Brenndorfer, Thomas wrote:
I don't agree. While many library users prefer the system to be transparent, the complexities hidden, and the correct results to come first in the simplest way, that doesn't mean that their actual needs correspond to such preferences. A good old-fashioned reference interview often reveals very complex needs, and the question then becomes: does the catalog serve those actual needs?
I've found the Statement of International Cataloguing Principles http://www.ifla.org/files/cataloguing/icp/icp_2009-en.pdf to offer the simplest language of the bare minimum of what a catalog's purpose is:Of course, this was all cribbed from Cutter's rules from the 1870s, who cribbed it from Panizzi in the 1840s, who cribbed it, probably from somebody else. The catalog has had several traditional purposes, and while I think that these purposes still mostly apply, they certainly are no longer the primary purposes of the catalog for today's patrons. I believe it is absolutely vital that librarians, and especially catalogers, reconsider these traditional purposes because otherwise, we risk being blacksmiths in the age of automobiles.

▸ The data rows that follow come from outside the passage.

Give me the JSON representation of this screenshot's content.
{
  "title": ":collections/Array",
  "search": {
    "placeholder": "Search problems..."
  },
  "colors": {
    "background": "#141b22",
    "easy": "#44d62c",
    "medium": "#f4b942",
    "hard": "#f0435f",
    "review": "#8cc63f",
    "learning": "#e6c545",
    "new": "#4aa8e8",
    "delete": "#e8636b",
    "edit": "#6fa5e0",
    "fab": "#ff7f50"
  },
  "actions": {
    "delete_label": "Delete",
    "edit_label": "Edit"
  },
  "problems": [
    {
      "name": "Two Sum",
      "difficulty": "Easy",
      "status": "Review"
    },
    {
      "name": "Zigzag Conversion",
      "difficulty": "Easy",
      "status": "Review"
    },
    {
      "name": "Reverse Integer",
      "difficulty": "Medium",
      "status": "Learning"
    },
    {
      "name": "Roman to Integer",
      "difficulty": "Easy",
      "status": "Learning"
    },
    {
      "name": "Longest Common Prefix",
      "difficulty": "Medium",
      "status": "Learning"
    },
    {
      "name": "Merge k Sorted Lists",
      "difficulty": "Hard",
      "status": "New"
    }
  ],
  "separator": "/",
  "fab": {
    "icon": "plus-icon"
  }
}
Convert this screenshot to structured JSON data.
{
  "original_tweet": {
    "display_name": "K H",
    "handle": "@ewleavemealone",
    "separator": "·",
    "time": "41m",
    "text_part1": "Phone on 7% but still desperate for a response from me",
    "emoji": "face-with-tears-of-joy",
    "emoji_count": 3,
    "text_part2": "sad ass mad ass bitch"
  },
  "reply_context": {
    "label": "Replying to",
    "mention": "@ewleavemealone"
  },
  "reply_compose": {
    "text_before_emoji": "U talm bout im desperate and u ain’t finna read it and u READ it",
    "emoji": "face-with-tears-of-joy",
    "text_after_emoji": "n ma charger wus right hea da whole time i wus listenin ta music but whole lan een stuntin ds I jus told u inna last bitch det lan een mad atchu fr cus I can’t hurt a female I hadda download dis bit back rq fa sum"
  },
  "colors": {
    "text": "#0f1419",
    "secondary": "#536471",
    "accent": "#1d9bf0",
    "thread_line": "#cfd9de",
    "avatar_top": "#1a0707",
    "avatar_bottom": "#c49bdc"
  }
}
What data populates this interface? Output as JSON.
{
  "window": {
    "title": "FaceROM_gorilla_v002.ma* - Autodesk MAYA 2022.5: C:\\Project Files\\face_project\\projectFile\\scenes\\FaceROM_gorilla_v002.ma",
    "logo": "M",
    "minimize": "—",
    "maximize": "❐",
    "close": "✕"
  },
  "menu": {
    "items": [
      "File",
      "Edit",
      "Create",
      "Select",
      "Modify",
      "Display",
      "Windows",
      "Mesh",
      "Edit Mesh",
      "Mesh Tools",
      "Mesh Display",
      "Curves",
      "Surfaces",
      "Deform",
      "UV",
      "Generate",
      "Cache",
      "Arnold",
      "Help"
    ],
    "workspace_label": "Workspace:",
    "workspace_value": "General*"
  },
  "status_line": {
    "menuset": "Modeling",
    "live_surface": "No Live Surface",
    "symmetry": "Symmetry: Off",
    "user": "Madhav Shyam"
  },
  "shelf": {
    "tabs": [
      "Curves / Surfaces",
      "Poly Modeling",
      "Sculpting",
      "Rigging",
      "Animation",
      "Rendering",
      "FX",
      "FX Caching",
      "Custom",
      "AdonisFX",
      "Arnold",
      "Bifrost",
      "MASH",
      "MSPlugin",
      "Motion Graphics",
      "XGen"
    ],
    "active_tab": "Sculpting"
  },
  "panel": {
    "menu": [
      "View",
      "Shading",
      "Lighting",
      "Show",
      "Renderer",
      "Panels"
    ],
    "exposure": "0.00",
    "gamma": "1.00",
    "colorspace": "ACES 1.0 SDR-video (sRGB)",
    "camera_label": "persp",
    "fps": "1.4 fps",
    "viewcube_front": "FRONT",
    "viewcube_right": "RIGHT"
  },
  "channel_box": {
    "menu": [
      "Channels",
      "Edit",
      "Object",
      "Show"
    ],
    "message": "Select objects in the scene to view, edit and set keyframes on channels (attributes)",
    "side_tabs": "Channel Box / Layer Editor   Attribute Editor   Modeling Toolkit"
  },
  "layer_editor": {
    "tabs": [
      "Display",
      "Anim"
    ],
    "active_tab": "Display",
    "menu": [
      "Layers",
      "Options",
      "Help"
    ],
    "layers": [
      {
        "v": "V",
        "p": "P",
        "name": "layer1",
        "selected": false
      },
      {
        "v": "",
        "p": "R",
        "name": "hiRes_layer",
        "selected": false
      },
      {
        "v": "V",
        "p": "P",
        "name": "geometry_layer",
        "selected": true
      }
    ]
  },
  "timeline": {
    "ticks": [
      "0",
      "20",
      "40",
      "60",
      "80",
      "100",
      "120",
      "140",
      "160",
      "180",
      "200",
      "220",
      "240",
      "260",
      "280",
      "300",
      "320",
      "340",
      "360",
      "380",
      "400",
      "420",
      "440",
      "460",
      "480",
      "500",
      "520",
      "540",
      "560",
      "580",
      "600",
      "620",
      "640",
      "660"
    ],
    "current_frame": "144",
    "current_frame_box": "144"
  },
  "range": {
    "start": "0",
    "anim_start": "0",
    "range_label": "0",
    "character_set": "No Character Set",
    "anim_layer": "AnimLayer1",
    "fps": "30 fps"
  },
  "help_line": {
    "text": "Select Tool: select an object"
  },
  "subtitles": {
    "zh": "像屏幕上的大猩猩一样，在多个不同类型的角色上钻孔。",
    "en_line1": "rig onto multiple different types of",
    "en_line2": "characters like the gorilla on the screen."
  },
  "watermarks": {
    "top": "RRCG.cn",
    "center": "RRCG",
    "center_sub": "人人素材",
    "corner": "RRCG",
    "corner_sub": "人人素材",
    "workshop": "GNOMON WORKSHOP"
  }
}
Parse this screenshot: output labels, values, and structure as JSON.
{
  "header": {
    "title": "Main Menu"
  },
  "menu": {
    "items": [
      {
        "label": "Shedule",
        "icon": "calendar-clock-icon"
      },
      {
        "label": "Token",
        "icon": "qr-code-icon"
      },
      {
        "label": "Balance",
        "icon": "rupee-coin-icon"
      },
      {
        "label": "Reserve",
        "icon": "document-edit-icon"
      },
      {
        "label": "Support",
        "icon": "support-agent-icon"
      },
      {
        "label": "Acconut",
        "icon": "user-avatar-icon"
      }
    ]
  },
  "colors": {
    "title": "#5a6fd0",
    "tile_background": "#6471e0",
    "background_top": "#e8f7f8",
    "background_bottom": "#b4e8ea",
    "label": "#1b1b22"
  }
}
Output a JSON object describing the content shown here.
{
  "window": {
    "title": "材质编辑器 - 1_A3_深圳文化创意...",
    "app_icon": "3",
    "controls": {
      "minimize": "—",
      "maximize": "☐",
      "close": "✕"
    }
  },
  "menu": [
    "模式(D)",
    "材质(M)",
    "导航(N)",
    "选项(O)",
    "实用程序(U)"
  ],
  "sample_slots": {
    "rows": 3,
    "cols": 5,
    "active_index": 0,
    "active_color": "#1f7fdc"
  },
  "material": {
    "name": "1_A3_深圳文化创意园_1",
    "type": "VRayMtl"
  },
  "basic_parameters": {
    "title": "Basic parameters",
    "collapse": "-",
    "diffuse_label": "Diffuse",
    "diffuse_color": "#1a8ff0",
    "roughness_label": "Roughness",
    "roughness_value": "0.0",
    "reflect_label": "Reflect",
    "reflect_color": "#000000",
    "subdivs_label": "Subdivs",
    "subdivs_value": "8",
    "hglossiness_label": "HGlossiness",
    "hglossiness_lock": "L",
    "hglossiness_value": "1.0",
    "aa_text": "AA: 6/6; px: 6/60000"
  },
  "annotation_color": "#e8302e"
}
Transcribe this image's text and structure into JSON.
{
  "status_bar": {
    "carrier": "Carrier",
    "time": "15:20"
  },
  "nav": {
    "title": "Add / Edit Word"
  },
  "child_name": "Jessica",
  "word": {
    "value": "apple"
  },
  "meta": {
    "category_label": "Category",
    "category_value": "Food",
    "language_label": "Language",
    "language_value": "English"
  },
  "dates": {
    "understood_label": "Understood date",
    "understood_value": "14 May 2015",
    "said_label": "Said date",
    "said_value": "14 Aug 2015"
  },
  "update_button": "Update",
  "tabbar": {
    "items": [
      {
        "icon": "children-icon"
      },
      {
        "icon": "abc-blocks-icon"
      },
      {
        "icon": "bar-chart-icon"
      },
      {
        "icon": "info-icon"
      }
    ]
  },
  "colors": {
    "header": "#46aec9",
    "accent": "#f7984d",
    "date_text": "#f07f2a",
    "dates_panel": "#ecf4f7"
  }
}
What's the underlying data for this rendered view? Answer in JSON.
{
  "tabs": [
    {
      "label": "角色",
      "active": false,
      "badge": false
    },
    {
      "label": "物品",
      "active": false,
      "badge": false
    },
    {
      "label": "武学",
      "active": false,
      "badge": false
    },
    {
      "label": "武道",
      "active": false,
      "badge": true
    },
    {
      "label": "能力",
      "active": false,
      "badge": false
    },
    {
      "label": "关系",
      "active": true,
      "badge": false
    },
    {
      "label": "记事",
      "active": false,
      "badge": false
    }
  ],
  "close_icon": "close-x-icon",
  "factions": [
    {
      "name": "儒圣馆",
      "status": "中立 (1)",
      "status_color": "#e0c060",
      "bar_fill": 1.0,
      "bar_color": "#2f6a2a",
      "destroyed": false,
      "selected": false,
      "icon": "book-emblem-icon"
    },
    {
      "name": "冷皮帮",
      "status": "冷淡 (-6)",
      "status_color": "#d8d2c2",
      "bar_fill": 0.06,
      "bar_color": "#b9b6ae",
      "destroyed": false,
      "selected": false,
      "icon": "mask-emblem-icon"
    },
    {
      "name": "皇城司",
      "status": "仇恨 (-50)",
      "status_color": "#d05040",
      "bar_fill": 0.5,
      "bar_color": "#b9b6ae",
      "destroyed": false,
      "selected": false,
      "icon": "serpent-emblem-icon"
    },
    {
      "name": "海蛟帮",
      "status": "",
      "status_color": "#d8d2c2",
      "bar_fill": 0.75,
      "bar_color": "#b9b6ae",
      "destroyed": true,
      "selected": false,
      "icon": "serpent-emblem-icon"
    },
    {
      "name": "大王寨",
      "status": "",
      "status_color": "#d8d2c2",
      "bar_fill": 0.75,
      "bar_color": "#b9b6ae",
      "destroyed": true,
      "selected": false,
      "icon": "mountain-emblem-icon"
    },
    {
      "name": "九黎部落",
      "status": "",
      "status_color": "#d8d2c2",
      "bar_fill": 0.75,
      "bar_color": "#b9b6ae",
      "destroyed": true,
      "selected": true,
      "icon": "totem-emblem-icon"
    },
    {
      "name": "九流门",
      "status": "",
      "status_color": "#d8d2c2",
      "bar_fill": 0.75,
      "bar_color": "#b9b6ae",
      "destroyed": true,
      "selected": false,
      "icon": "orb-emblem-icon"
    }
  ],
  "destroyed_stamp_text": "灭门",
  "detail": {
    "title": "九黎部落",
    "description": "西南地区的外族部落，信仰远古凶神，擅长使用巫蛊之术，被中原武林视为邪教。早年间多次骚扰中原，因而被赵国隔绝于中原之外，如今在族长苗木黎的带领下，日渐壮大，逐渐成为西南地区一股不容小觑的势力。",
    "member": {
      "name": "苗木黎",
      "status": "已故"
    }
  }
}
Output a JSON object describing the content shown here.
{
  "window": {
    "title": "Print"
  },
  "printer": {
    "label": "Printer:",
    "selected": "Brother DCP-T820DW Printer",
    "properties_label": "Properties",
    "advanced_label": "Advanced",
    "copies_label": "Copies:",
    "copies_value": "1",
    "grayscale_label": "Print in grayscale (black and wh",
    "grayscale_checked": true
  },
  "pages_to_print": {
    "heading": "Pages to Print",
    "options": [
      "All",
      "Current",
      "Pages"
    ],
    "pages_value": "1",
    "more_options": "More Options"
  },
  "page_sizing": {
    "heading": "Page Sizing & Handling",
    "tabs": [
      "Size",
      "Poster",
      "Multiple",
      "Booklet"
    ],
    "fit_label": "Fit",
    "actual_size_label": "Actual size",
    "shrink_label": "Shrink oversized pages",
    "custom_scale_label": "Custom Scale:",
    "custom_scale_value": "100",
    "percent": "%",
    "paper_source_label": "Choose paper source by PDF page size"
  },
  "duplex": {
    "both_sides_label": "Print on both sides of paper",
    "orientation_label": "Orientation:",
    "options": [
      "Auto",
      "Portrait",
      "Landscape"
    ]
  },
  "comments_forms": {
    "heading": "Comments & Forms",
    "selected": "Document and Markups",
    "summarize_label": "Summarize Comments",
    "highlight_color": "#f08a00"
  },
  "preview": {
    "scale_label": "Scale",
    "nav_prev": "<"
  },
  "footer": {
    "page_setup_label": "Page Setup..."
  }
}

The numbers of reference questions are going down; there are no equivalents of the reference librarians watching the users at the card catalog and stepping in when they see people with problems. As a result, people are using our catalogs unmediated more and more. They search them completely differently, just like they search Google and get results they consider to be inferior to Google. Patrons have completely different expectations of the results they do get. Somehow, the catalog we create *must* deal with this, otherwise our patrons will experience more and more frustration whenever they use our tools. Once the zillions of scanned materials in Google Books become available, I am concerned we will see a tremendous drop in the use of the catalog, and its only use will be perhaps to get a call number of the book to retrieve if from the shelf, if it is readily available. If it's not readily available, they may not even use it for that.
Trying to explain how to search a traditional catalog to a young person is very difficult and borders on the impossible. I have had only intermittent successes, and I have found that even some of the older scholars are forgetting how to do it. On the other hand, I have found that while it is extremely difficult for people to understand the concept of "controlled vocabulary", once they do understand, they tend to like it and want something similar to work in Google. That, in my own mind, offers some opportunities for us. Still, catalogers cannot be the people who determine what the needs of the users are, since they are not in a position to know. I certainly do not know what people want. Right now, the information world is in a state of flux and nobody knows, but lots of information research is going on.
Bringing this back to the topic, the only thing I do know is that anything we make must be "high-quality," which means conforming to some kind of standards, and why the rise in the number of elementary errors (at least from my own anecdotal evidence) concerns me so much.